▶ _Material supplied_
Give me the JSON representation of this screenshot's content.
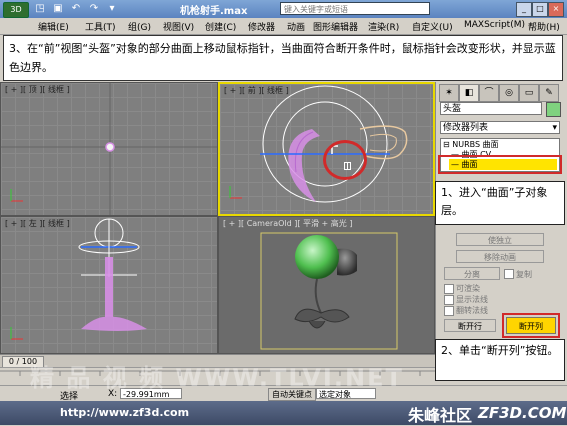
{
  "titlebar": {
    "app_icon_label": "3D",
    "quick_access": [
      "◳",
      "▣",
      "↶",
      "↷",
      "▾"
    ],
    "title": "机枪射手.max",
    "search_placeholder": "键入关键字或短语",
    "controls": [
      "_",
      "□",
      "×"
    ]
  },
  "menu": {
    "items": [
      "编辑(E)",
      "工具(T)",
      "组(G)",
      "视图(V)",
      "创建(C)",
      "修改器",
      "动画",
      "图形编辑器",
      "渲染(R)",
      "自定义(U)",
      "MAXScript(M)"
    ],
    "help": "帮助(H)"
  },
  "banner": {
    "text": "3、在“前”视图“头盔”对象的部分曲面上移动鼠标指针，当曲面符合断开条件时，鼠标指针会改变形状，并显示蓝色边界。"
  },
  "viewports": {
    "top_label": "[ + ][ 顶 ][ 线框 ]",
    "front_label": "[ + ][ 前 ][ 线框 ]",
    "left_label": "[ + ][ 左 ][ 线框 ]",
    "persp_label": "[ + ][ CameraOld ][ 平滑 + 高光 ]"
  },
  "command_panel": {
    "tabs": [
      "✶",
      "◧",
      "⌒",
      "◎",
      "▭",
      "✎"
    ],
    "object_name": "头盔",
    "modifier_list": "修改器列表",
    "stack": {
      "root": "NURBS 曲面",
      "sub1": "曲面 CV",
      "sub2": "曲面"
    },
    "buttons": {
      "make_independent": "使独立",
      "remove_anim": "移除动画",
      "detach": "分离",
      "copy_label": "复制",
      "break_row": "断开行",
      "break_col": "断开列"
    },
    "checkboxes": [
      "可渲染",
      "显示法线",
      "翻转法线"
    ]
  },
  "callouts": {
    "step1": "1、进入“曲面”子对象层。",
    "step2": "2、单击“断开列”按钮。"
  },
  "timeline": {
    "frame": "0 / 100"
  },
  "status": {
    "prompt": "选择",
    "x_label": "X:",
    "x_value": "-29.991mm",
    "auto_key": "自动关键点",
    "selected": "选定对象"
  },
  "footer": {
    "url": "http://www.zf3d.com",
    "brand": "朱峰社区",
    "site": "ZF3D.COM"
  },
  "watermark": "精 品 视 频  WWW.TLVI.NET",
  "colors": {
    "highlight": "#ffe400",
    "callout_border": "#d12a2a",
    "title_bar": "#5b83c0",
    "nurbs_pink": "#d78fe6",
    "object_green": "#6fcf6f"
  }
}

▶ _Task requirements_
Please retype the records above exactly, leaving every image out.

▶ _Solution to this exercise_
Give me the JSON representation of this screenshot's content.
{
  "titlebar": {
    "app_icon_label": "3D",
    "quick_access": [
      "◳",
      "▣",
      "↶",
      "↷",
      "▾"
    ],
    "title": "机枪射手.max",
    "search_placeholder": "键入关键字或短语",
    "controls": [
      "_",
      "□",
      "×"
    ]
  },
  "menu": {
    "items": [
      "编辑(E)",
      "工具(T)",
      "组(G)",
      "视图(V)",
      "创建(C)",
      "修改器",
      "动画",
      "图形编辑器",
      "渲染(R)",
      "自定义(U)",
      "MAXScript(M)"
    ],
    "help": "帮助(H)"
  },
  "banner": {
    "text": "3、在“前”视图“头盔”对象的部分曲面上移动鼠标指针，当曲面符合断开条件时，鼠标指针会改变形状，并显示蓝色边界。"
  },
  "viewports": {
    "top_label": "[ + ][ 顶 ][ 线框 ]",
    "front_label": "[ + ][ 前 ][ 线框 ]",
    "left_label": "[ + ][ 左 ][ 线框 ]",
    "persp_label": "[ + ][ CameraOld ][ 平滑 + 高光 ]"
  },
  "command_panel": {
    "tabs": [
      "✶",
      "◧",
      "⌒",
      "◎",
      "▭",
      "✎"
    ],
    "object_name": "头盔",
    "modifier_list": "修改器列表",
    "stack": {
      "root": "NURBS 曲面",
      "sub1": "曲面 CV",
      "sub2": "曲面"
    },
    "buttons": {
      "make_independent": "使独立",
      "remove_anim": "移除动画",
      "detach": "分离",
      "copy_label": "复制",
      "break_row": "断开行",
      "break_col": "断开列"
    },
    "checkboxes": [
      "可渲染",
      "显示法线",
      "翻转法线"
    ]
  },
  "callouts": {
    "step1": "1、进入“曲面”子对象层。",
    "step2": "2、单击“断开列”按钮。"
  },
  "timeline": {
    "frame": "0 / 100"
  },
  "status": {
    "prompt": "选择",
    "x_label": "X:",
    "x_value": "-29.991mm",
    "auto_key": "自动关键点",
    "selected": "选定对象"
  },
  "footer": {
    "url": "http://www.zf3d.com",
    "brand": "朱峰社区",
    "site": "ZF3D.COM"
  },
  "watermark": "精 品 视 频  WWW.TLVI.NET",
  "colors": {
    "highlight": "#ffe400",
    "callout_border": "#d12a2a",
    "title_bar": "#5b83c0",
    "nurbs_pink": "#d78fe6",
    "object_green": "#6fcf6f"
  }
}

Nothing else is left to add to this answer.